England manager Roy Hodgson has resigned from his position as national team boss, in the wake of the 2-1 defeat to Iceland in the last 16 of Euro 2016 on Monday evening.
It was always thought that Hodgson's position could be untenable should England fail to make the quarter final stage in France, even more so after the defeat, with the resignation coming via a seemingly pre-written statement in his post-match press conference, less than half an hour after the final whistle blew.
Four years, three tournament exits
Hodgson came into the role after a hasty departure by then-manager Fabio Capello before Euro 2012, guiding England to a quarter final exit on penalties against Italy, with little expected that time around.
Two years later came the 2014 World Cup in Brazil, with more expected after an impressive qualifying campaign, only for England to crash out at the group stage, failing to win a game.

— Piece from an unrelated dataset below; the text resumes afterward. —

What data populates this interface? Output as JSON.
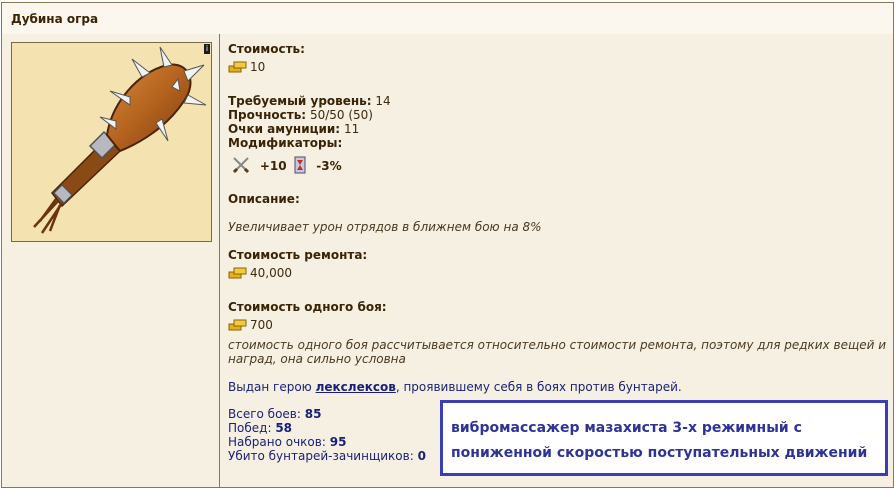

There were calls for Hodgson's head after the disaster in South America, but he kept his head above water, given the chance to lead England to France, and he did so strongly, as they took a 100% record through the qualification group.
In addition to that, exciting new stars came through the ranks, the likes of Dele Alli, Harry Kane, and even Marcus Rashford to an extent, establishing themselves in the England set up.

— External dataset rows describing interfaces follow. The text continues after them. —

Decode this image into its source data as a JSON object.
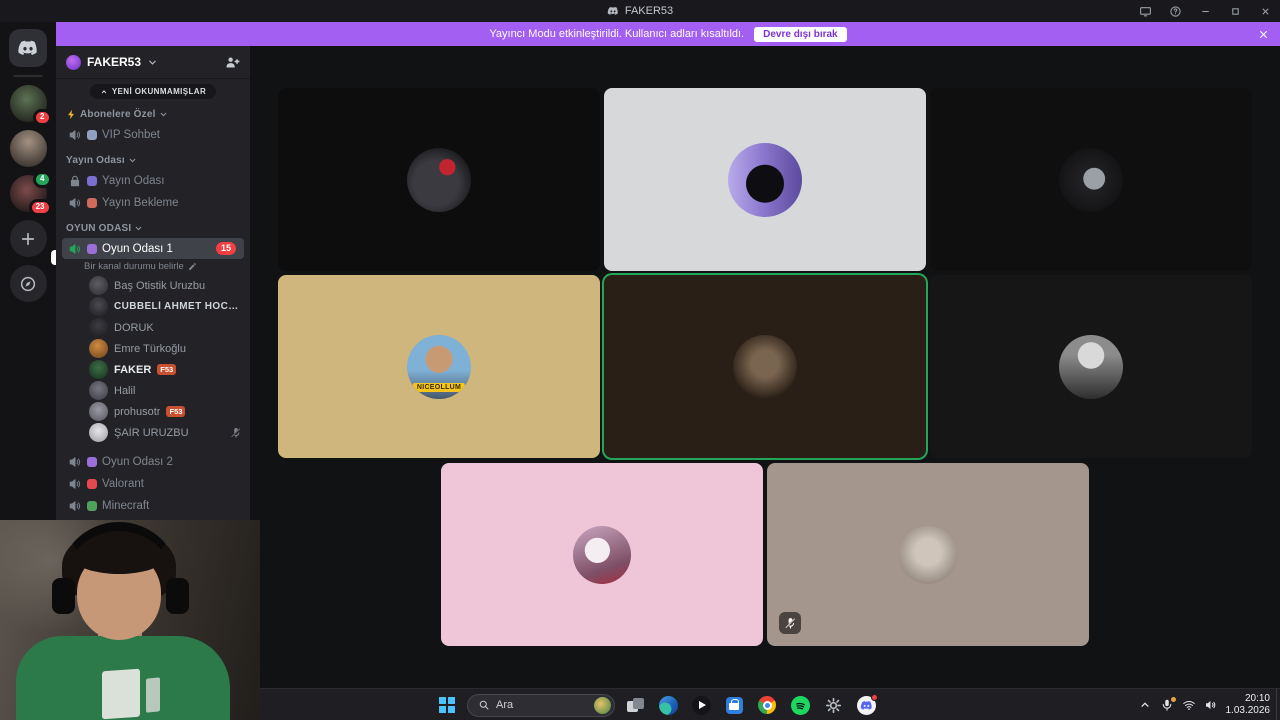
{
  "titlebar": {
    "title": "FAKER53"
  },
  "banner": {
    "text": "Yayıncı Modu etkinleştirildi. Kullanıcı adları kısaltıldı.",
    "dismiss_button": "Devre dışı bırak"
  },
  "rail": {
    "server1_badge": "2",
    "server3_badge_green": "4",
    "server3_badge": "23"
  },
  "sidebar": {
    "server_name": "FAKER53",
    "unread_pill": "YENİ OKUNMAMIŞLAR",
    "categories": {
      "subscribers": "Abonelere Özel",
      "stream": "Yayın Odası",
      "game": "OYUN ODASI"
    },
    "channels": [
      {
        "name": "VIP Sohbet"
      },
      {
        "name": "Yayın Odası"
      },
      {
        "name": "Yayın Bekleme"
      },
      {
        "name": "Oyun Odası 1",
        "badge": "15",
        "status_placeholder": "Bir kanal durumu belirle"
      },
      {
        "name": "Oyun Odası 2"
      },
      {
        "name": "Valorant"
      },
      {
        "name": "Minecraft"
      }
    ],
    "members": [
      {
        "name": "Baş Otistik Uruzbu"
      },
      {
        "name": "CÜBBELİ AHMET HOCA !!!"
      },
      {
        "name": "DORUK"
      },
      {
        "name": "Emre Türkoğlu"
      },
      {
        "name": "FAKER",
        "badge": "F53"
      },
      {
        "name": "Halil"
      },
      {
        "name": "prohusotr",
        "badge": "F53"
      },
      {
        "name": "ŞAİR URUZBU",
        "muted": true
      }
    ]
  },
  "call": {
    "tiles": [
      {
        "style": "background:#0d0d0e"
      },
      {
        "style": "background:#d6d8da"
      },
      {
        "style": "background:#0f0f10"
      },
      {
        "style": "background:#cfb67c",
        "avatar_text": "NICEOLLUM"
      },
      {
        "style": "background:#2a1f16",
        "speaking": true
      },
      {
        "style": "background:#161616"
      },
      {
        "style": "background:#eec6d8"
      },
      {
        "style": "background:#a4968c",
        "muted": true
      }
    ]
  },
  "taskbar": {
    "search_placeholder": "Ara",
    "time": "20:10",
    "date": "1.03.2026",
    "icons": [
      "start",
      "search",
      "task-view",
      "edge",
      "media-player",
      "microsoft-store",
      "chrome",
      "spotify",
      "settings",
      "discord"
    ]
  },
  "colors": {
    "banner_purple": "#a35ef2",
    "speaking_green": "#23a55a",
    "badge_red": "#f23f43"
  }
}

Still, it didn't prove to be, England only winning one game at the Euros, thanks to a last minute goal, before exiting at the hands of Iceland, a nation with a population the size of Coventry.
Hodgson proud after four years
Hodgson had no choice but to go, stating to the media - "I will look back on the four years with pride. I want to thank the media for the support you have given me.
"I am sorry it will have to end this way, with another tournament exit, but these things happen", he continued.
The search for a new manager is likely to begin in the morning, with Gareth Southgate, Gary Neville and Alan Pardew all touted as possible contenders for the now vacant position.